Update: The National Restaurant Association responds:
“We have seen the statement Joel Bennett released earlier today on behalf of his client, a former employee of the Association. The Association consented to the release of that statement, at the request of Mr. Bennett’s client.
“Based upon the information currently available, we can confirm that more than a decade ago, in July 1999, Mr. Bennett’s client filed a formal internal complaint, in accordance with the Association’s existing policies prohibiting discrimination and harassment. Mr. Herman Cain disputed the allegations in the complaint. The Association and Mr. Bennett’s client subsequently entered into an agreement to resolve the matter, without any admission of liability. Mr. Cain was not a party to that agreement. The agreement contains mutual confidentiality obligations. Notwithstanding the Association’s ongoing policy of maintaining the privacy of all personnel matters, we have advised Mr. Bennett that we are willing to waive the confidentiality of this matter and permit Mr. Bennett’s client to comment. As indicated in Mr. Bennett’s statement, his client prefers not to be further involved with this matter and we will respect her decision.

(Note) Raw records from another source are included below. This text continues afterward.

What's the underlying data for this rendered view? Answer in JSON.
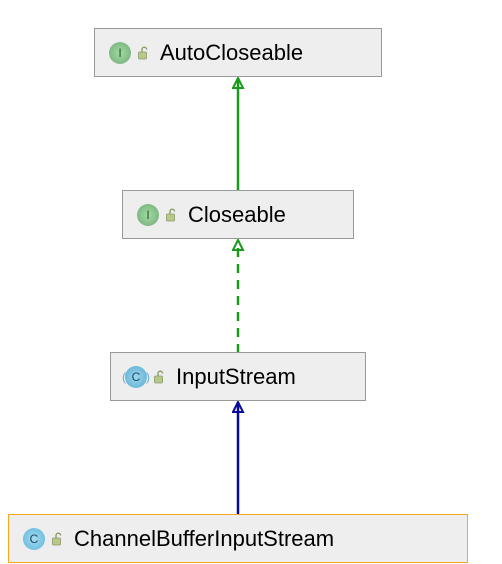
{
  "nodes": {
    "autoCloseable": {
      "label": "AutoCloseable",
      "badge": "I",
      "kind": "interface"
    },
    "closeable": {
      "label": "Closeable",
      "badge": "I",
      "kind": "interface"
    },
    "inputStream": {
      "label": "InputStream",
      "badge": "C",
      "kind": "class-abstract"
    },
    "channelBufferInputStream": {
      "label": "ChannelBufferInputStream",
      "badge": "C",
      "kind": "class"
    }
  },
  "chart_data": {
    "type": "diagram",
    "title": "",
    "nodes": [
      {
        "id": "AutoCloseable",
        "kind": "interface"
      },
      {
        "id": "Closeable",
        "kind": "interface"
      },
      {
        "id": "InputStream",
        "kind": "abstract-class"
      },
      {
        "id": "ChannelBufferInputStream",
        "kind": "class",
        "highlighted": true
      }
    ],
    "edges": [
      {
        "from": "Closeable",
        "to": "AutoCloseable",
        "relation": "extends-interface",
        "style": "solid-green"
      },
      {
        "from": "InputStream",
        "to": "Closeable",
        "relation": "implements",
        "style": "dashed-green"
      },
      {
        "from": "ChannelBufferInputStream",
        "to": "InputStream",
        "relation": "extends-class",
        "style": "solid-blue"
      }
    ]
  }
}
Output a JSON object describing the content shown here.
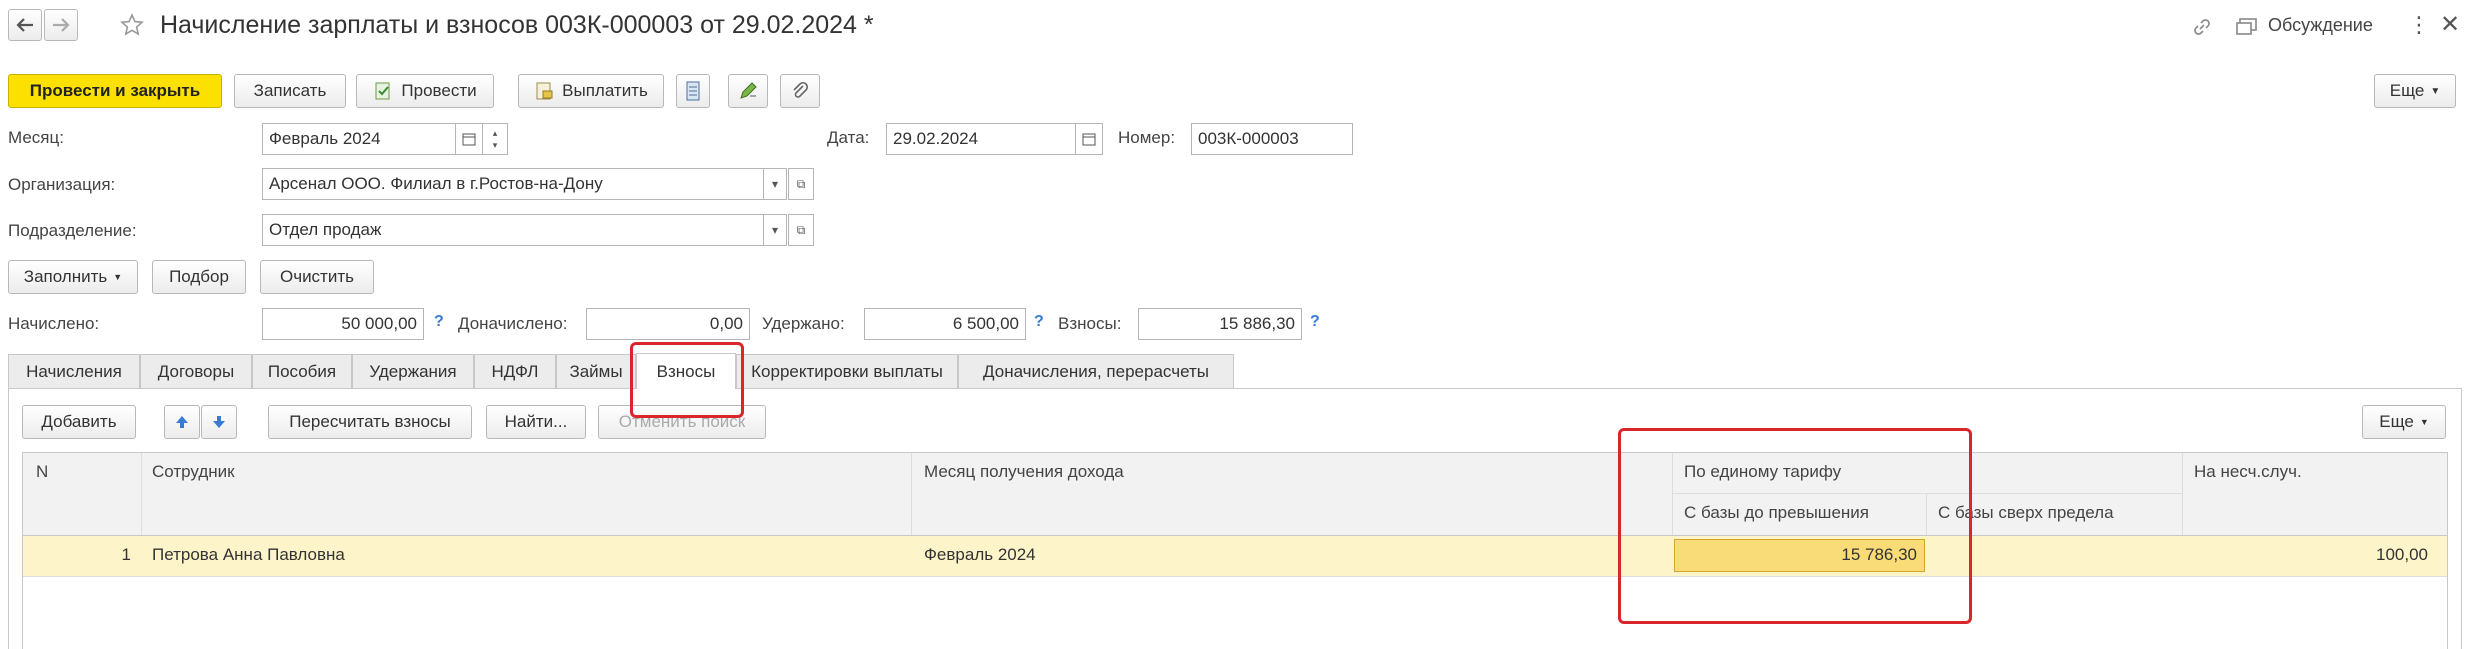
{
  "window": {
    "title": "Начисление зарплаты и взносов 003К-000003 от 29.02.2024 *",
    "discussion_label": "Обсуждение"
  },
  "toolbar": {
    "post_close": "Провести и закрыть",
    "save": "Записать",
    "post": "Провести",
    "pay": "Выплатить",
    "more": "Еще"
  },
  "form": {
    "month_label": "Месяц:",
    "month_value": "Февраль 2024",
    "date_label": "Дата:",
    "date_value": "29.02.2024",
    "number_label": "Номер:",
    "number_value": "003К-000003",
    "org_label": "Организация:",
    "org_value": "Арсенал ООО. Филиал в г.Ростов-на-Дону",
    "dept_label": "Подразделение:",
    "dept_value": "Отдел продаж",
    "fill_button": "Заполнить",
    "pick_button": "Подбор",
    "clear_button": "Очистить",
    "accrued_label": "Начислено:",
    "accrued_value": "50 000,00",
    "extra_label": "Доначислено:",
    "extra_value": "0,00",
    "withheld_label": "Удержано:",
    "withheld_value": "6 500,00",
    "contrib_label": "Взносы:",
    "contrib_value": "15 886,30",
    "help": "?"
  },
  "tabs": [
    {
      "label": "Начисления"
    },
    {
      "label": "Договоры"
    },
    {
      "label": "Пособия"
    },
    {
      "label": "Удержания"
    },
    {
      "label": "НДФЛ"
    },
    {
      "label": "Займы"
    },
    {
      "label": "Взносы"
    },
    {
      "label": "Корректировки выплаты"
    },
    {
      "label": "Доначисления, перерасчеты"
    }
  ],
  "table_toolbar": {
    "add": "Добавить",
    "recalc": "Пересчитать взносы",
    "find": "Найти...",
    "cancel_search": "Отменить поиск",
    "more": "Еще"
  },
  "table": {
    "headers": {
      "n": "N",
      "employee": "Сотрудник",
      "month": "Месяц получения дохода",
      "single_tariff": "По единому тарифу",
      "base_below": "С базы до превышения",
      "base_above": "С базы сверх предела",
      "accident": "На несч.случ."
    },
    "rows": [
      {
        "n": "1",
        "employee": "Петрова Анна Павловна",
        "month": "Февраль 2024",
        "base_below": "15 786,30",
        "base_above": "",
        "accident": "100,00"
      }
    ]
  },
  "colors": {
    "primary_button": "#fbe000",
    "selected_row": "#fdf5c9",
    "selected_cell": "#f9dc77",
    "highlight": "#d9262c",
    "help": "#3a7bd5"
  }
}
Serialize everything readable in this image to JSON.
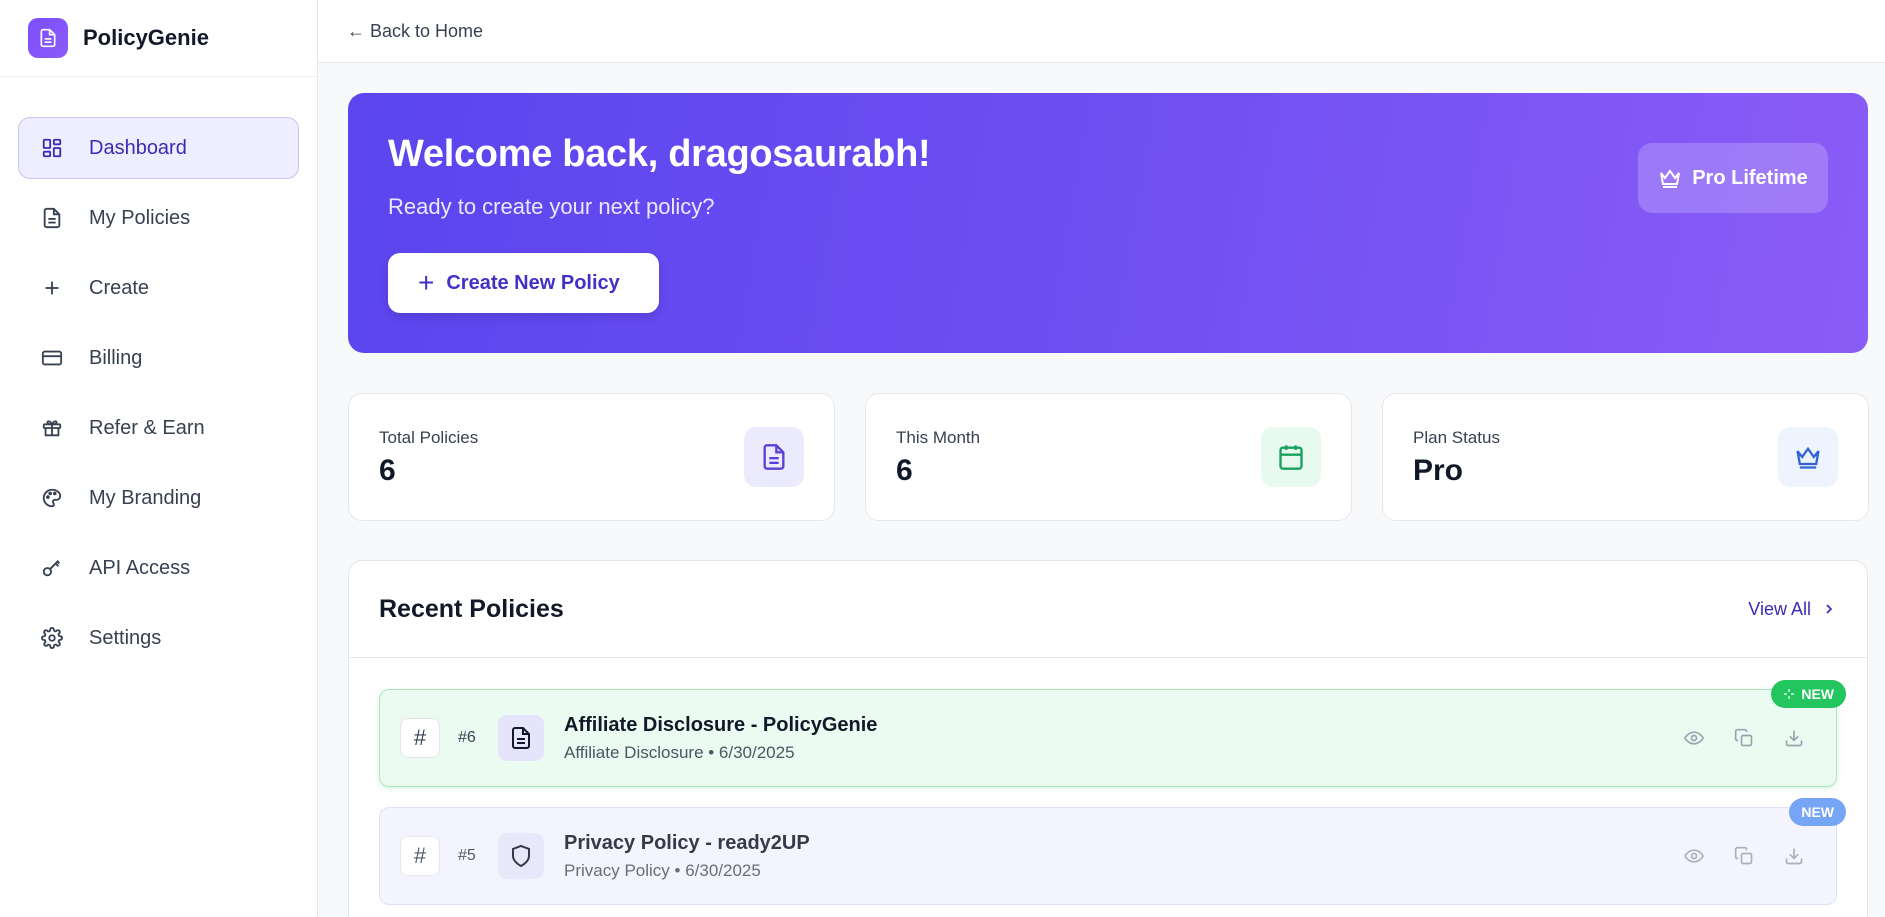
{
  "brand": {
    "name": "PolicyGenie"
  },
  "sidebar": {
    "items": [
      {
        "label": "Dashboard",
        "icon": "dashboard-icon"
      },
      {
        "label": "My Policies",
        "icon": "file-icon"
      },
      {
        "label": "Create",
        "icon": "plus-icon"
      },
      {
        "label": "Billing",
        "icon": "credit-card-icon"
      },
      {
        "label": "Refer & Earn",
        "icon": "gift-icon"
      },
      {
        "label": "My Branding",
        "icon": "palette-icon"
      },
      {
        "label": "API Access",
        "icon": "key-icon"
      },
      {
        "label": "Settings",
        "icon": "gear-icon"
      }
    ]
  },
  "topbar": {
    "back_label": "← Back to Home"
  },
  "hero": {
    "title": "Welcome back, dragosaurabh!",
    "subtitle": "Ready to create your next policy?",
    "create_button": "Create New Policy",
    "plan_badge": "Pro Lifetime"
  },
  "stats": [
    {
      "label": "Total Policies",
      "value": "6",
      "icon": "file-icon"
    },
    {
      "label": "This Month",
      "value": "6",
      "icon": "calendar-icon"
    },
    {
      "label": "Plan Status",
      "value": "Pro",
      "icon": "crown-icon"
    }
  ],
  "recent": {
    "title": "Recent Policies",
    "view_all": "View All",
    "items": [
      {
        "hash": "#",
        "num": "#6",
        "title": "Affiliate Disclosure - PolicyGenie",
        "meta": "Affiliate Disclosure • 6/30/2025",
        "badge": "NEW",
        "icon": "file-icon"
      },
      {
        "hash": "#",
        "num": "#5",
        "title": "Privacy Policy - ready2UP",
        "meta": "Privacy Policy • 6/30/2025",
        "badge": "NEW",
        "icon": "shield-icon"
      }
    ]
  },
  "colors": {
    "accent": "#5b45ee",
    "accent_end": "#8b5cf6",
    "success": "#22c55e",
    "info": "#6096f5"
  }
}
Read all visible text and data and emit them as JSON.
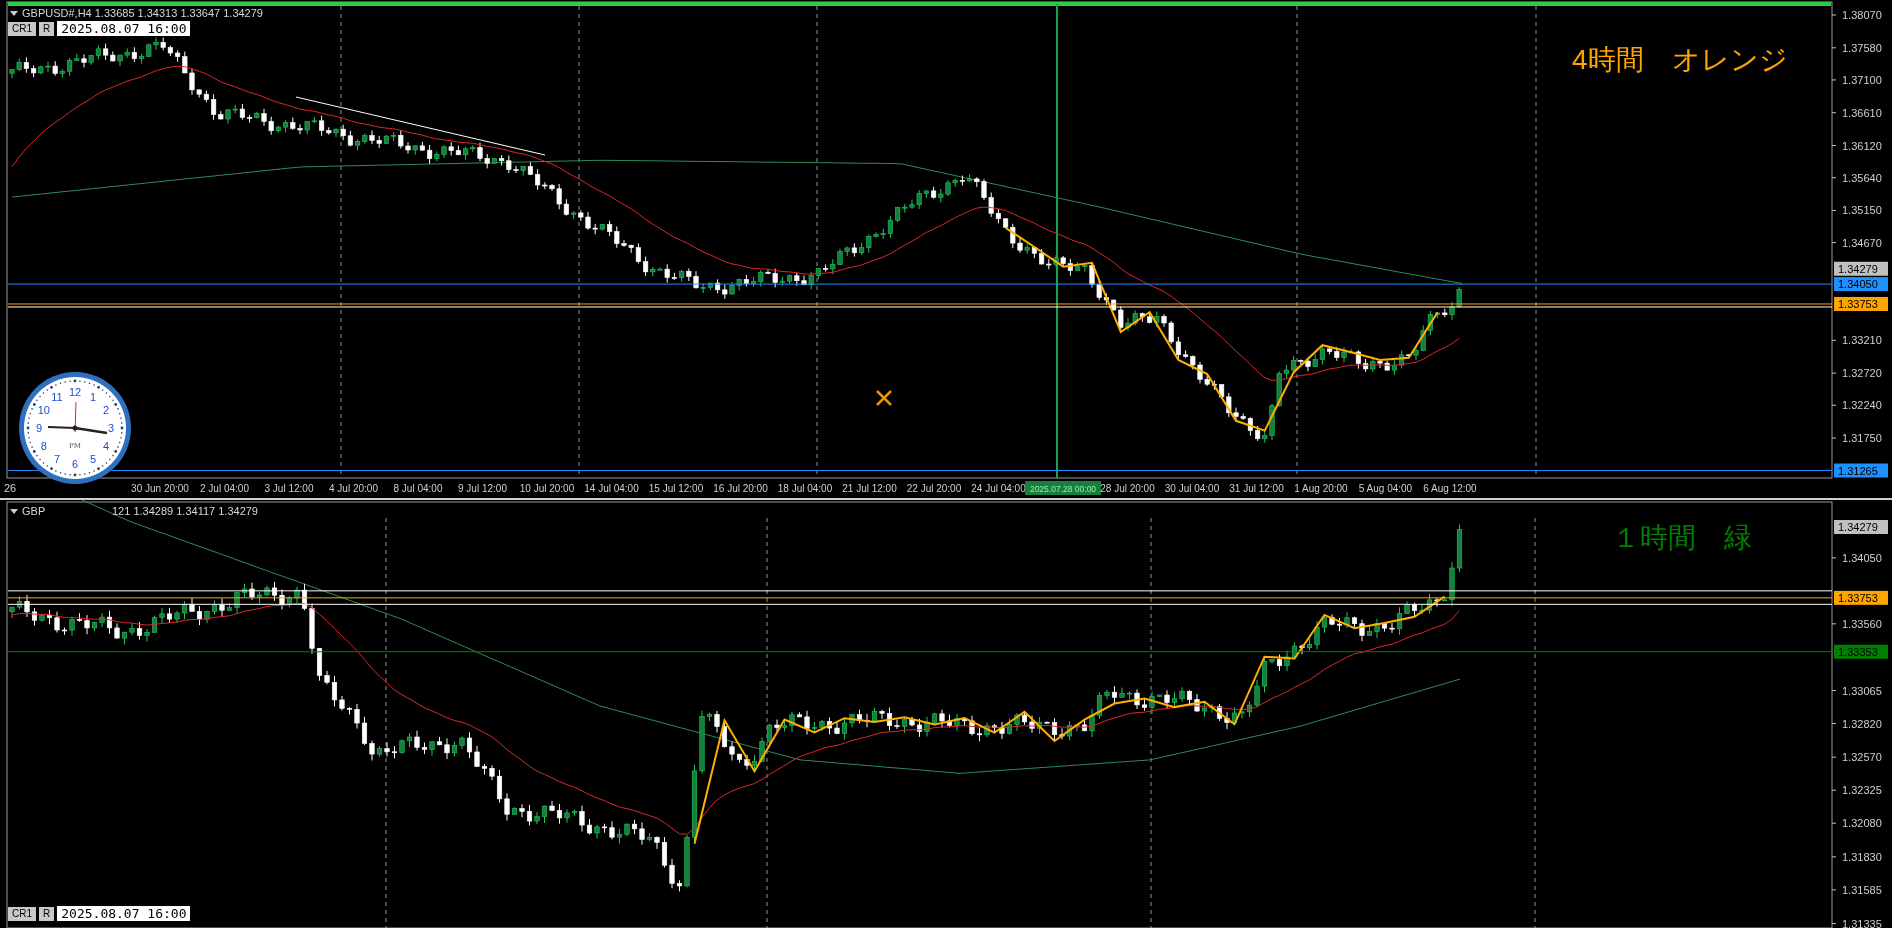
{
  "top_chart": {
    "header": "GBPUSD#,H4 1.33685 1.34313 1.33647 1.34279",
    "toolbar": {
      "buttons": [
        "CR1",
        "R"
      ],
      "date_field": "2025.08.07 16:00"
    },
    "overlay_label": "4時間　オレンジ",
    "price_labels": [
      "1.38070",
      "1.37580",
      "1.37100",
      "1.36610",
      "1.36120",
      "1.35640",
      "1.35150",
      "1.34670",
      "1.33210",
      "1.32720",
      "1.32240",
      "1.31750"
    ],
    "price_tags": [
      {
        "text": "1.34279",
        "color": "#c0c0c0"
      },
      {
        "text": "1.34050",
        "color": "#1e90ff"
      },
      {
        "text": "1.33753",
        "color": "#ffa500"
      },
      {
        "text": "1.31265",
        "color": "#1e90ff"
      }
    ],
    "partial_time_label": "26",
    "time_labels": [
      {
        "text": "30 Jun 20:00",
        "highlighted": false
      },
      {
        "text": "2 Jul 04:00",
        "highlighted": false
      },
      {
        "text": "3 Jul 12:00",
        "highlighted": false
      },
      {
        "text": "4 Jul 20:00",
        "highlighted": false
      },
      {
        "text": "8 Jul 04:00",
        "highlighted": false
      },
      {
        "text": "9 Jul 12:00",
        "highlighted": false
      },
      {
        "text": "10 Jul 20:00",
        "highlighted": false
      },
      {
        "text": "14 Jul 04:00",
        "highlighted": false
      },
      {
        "text": "15 Jul 12:00",
        "highlighted": false
      },
      {
        "text": "16 Jul 20:00",
        "highlighted": false
      },
      {
        "text": "18 Jul 04:00",
        "highlighted": false
      },
      {
        "text": "21 Jul 12:00",
        "highlighted": false
      },
      {
        "text": "22 Jul 20:00",
        "highlighted": false
      },
      {
        "text": "24 Jul 04:00",
        "highlighted": false
      },
      {
        "text": "2025.07.28 00:00",
        "highlighted": true
      },
      {
        "text": "28 Jul 20:00",
        "highlighted": false
      },
      {
        "text": "30 Jul 04:00",
        "highlighted": false
      },
      {
        "text": "31 Jul 12:00",
        "highlighted": false
      },
      {
        "text": "1 Aug 20:00",
        "highlighted": false
      },
      {
        "text": "5 Aug 04:00",
        "highlighted": false
      },
      {
        "text": "6 Aug 12:00",
        "highlighted": false
      }
    ]
  },
  "bottom_chart": {
    "header_parts": [
      "GBP",
      "121 1.34289 1.34117 1.34279"
    ],
    "overlay_label": "１時間　緑",
    "price_labels": [
      "1.34050",
      "1.33560",
      "1.33065",
      "1.32820",
      "1.32570",
      "1.32325",
      "1.32080",
      "1.31830",
      "1.31585",
      "1.31335"
    ],
    "price_tags": [
      {
        "text": "1.34279",
        "color": "#c0c0c0"
      },
      {
        "text": "1.33753",
        "color": "#ffa500"
      },
      {
        "text": "1.33353",
        "color": "#008000"
      }
    ],
    "toolbar": {
      "buttons": [
        "CR1",
        "R"
      ],
      "date_field": "2025.08.07 16:00"
    }
  },
  "clock": {
    "numerals": [
      "12",
      "11",
      "1",
      "10",
      "2",
      "9",
      "3",
      "8",
      "4",
      "7",
      "5",
      "6"
    ],
    "period": "PM"
  }
}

“The Association has robust policies designed to ensure that employees with concerns may bring them forward for prompt investigation and resolution, without risk of retaliation. The Association is fully committed to equal employment opportunity and to an environment that is free from any discrimination or harassment.”